Termistop is International Code Council approved for new construction, has completed 9 years of USDA Forestry Service Testing with no failures, and recognized by Green Building Industry professionals. Termistop is designed to eliminate the need for chemical retreatments in the interior of the home, giving homeowners a termiticide-free living area.
Termistop flanges and blockouts are designed to give PCO’s a non-chemical, long lasting termite protection at the service penetrations through the slab.
Why Do I Need It?
By nature, concrete slabs set, shrink, expand and create gaps between utility pipe penetrations and the concrete itself—gaps large enough for termite entry. Termites commonly use such piping as direct highways right into homes or structures.
And often, termites that enter homes through these areas go undetected longer which enables them to do far more damage before being discovered. This damage can lead to repair bills in the thousands!

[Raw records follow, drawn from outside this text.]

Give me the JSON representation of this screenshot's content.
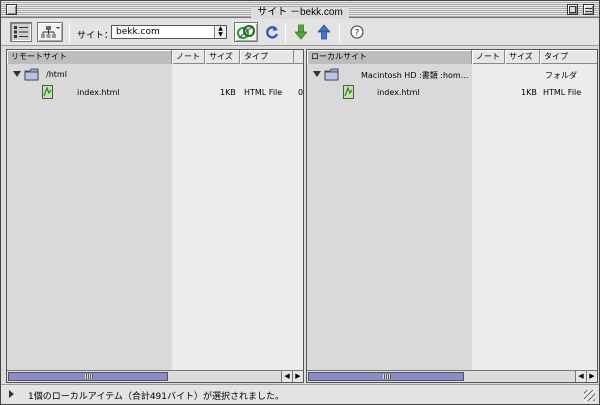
{
  "window": {
    "title": "サイト －bekk.com"
  },
  "toolbar": {
    "site_label": "サイト：",
    "site_value": "bekk.com",
    "buttons": [
      "site-files-view-icon",
      "site-map-view-icon",
      "connect-icon",
      "refresh-icon",
      "get-icon",
      "put-icon",
      "help-icon"
    ]
  },
  "remote": {
    "columns": [
      "リモートサイト",
      "ノート",
      "サイズ",
      "タイプ"
    ],
    "root_name": "/html",
    "files": [
      {
        "name": "index.html",
        "size": "1KB",
        "type": "HTML File",
        "extra": "0"
      }
    ]
  },
  "local": {
    "columns": [
      "ローカルサイト",
      "ノート",
      "サイズ",
      "タイプ"
    ],
    "root_name": "Macintosh HD :書類 :hom...",
    "root_type": "フォルダ",
    "files": [
      {
        "name": "index.html",
        "size": "1KB",
        "type": "HTML File"
      }
    ]
  },
  "status": {
    "text": "1個のローカルアイテム（合計491バイト）が選択されました。"
  },
  "colors": {
    "scroll_thumb": "#8b8bc8",
    "connect_green": "#2e9b2e",
    "refresh_blue": "#1f5fd0"
  }
}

Green Building Benefits
Termistop Flanges and Blockouts are a non-chemical solution that prevents termites from entering the home at the service penetrations through the slab. The stainless-steel mesh creates a “physical barrier” to termite entry when it “keys” into the concrete. By addressing these areas during construction with Termistop flanges and blockouts, PCO’s reduce the need to apply chemical termiticides within the living space of the building.
Many green building programs around the country emphasize the use of physical barriers and non-chemical termite solutions. Termistop qualifies as a physical barrier in many of these programs and will capture points for the builder in some of the green building rating systems.
Termistop and the full Termimesh system have been specified in many high-profile green building projects around the United States in both residential and commercial construction. Listen to what one of the premier green building architects in the nation has to say about the product. For more information visit www.termistopusa.com.continue reading
Incandescent, Halogen, Fluorescent, LED – Which is best? Wattage is not the proper indicator for the amount of light a lamp produces. Refer to lumens for that reference.
Also critical for lamping decisions is color temperature. Refer to the following chart for help in deciding which lamp to buy.Lumens
Typical ProductEfficiacy (lumens/watt)Est. Annual Energy Use*Est. Annual Electricity Cost*125 3 watt CFL415 kWh$0.60150 3.5 watt LED436 kWh$0.70185 15 watt krypton1227 kWh$2.93210 25 watt incandescent846 kWh$5.01 ambient lighting400 9 watt CFL4416 kWh$1.80450 8 watt LED5615 kWh$1.60460 40 watt incandescent1273 kWh$8.02500 10 watt CFL5018 kWh$2.00 general room lighting800 12.5 watt LED6423 kWh$2.51890 60 watt incandescent15109 kWh$12.03900 15 CFL6027 kWh$2.931,000 12.5 watt LED downlight8023 kWh$2.511,180 75 watt incandescent16133 kWh$15.041,200 20 watt CFL6035 kWh$4.01 suitable for reading1,750 100 watt incandescent17182 kWh$20.061,750 29 watt CFL6053 kWh$5.82
How does halogen enter into this mix? As a point of reference, a 60 watt halogen lamp produces as much light as a regular 100 watt incandescent lamp.continue reading
* Estimated annual energy use based on 5 hours per day. Estimated annual energy cost based on electric rate of $0.1099/kWh (Jan 2011 US national average)
This table provided by EFI.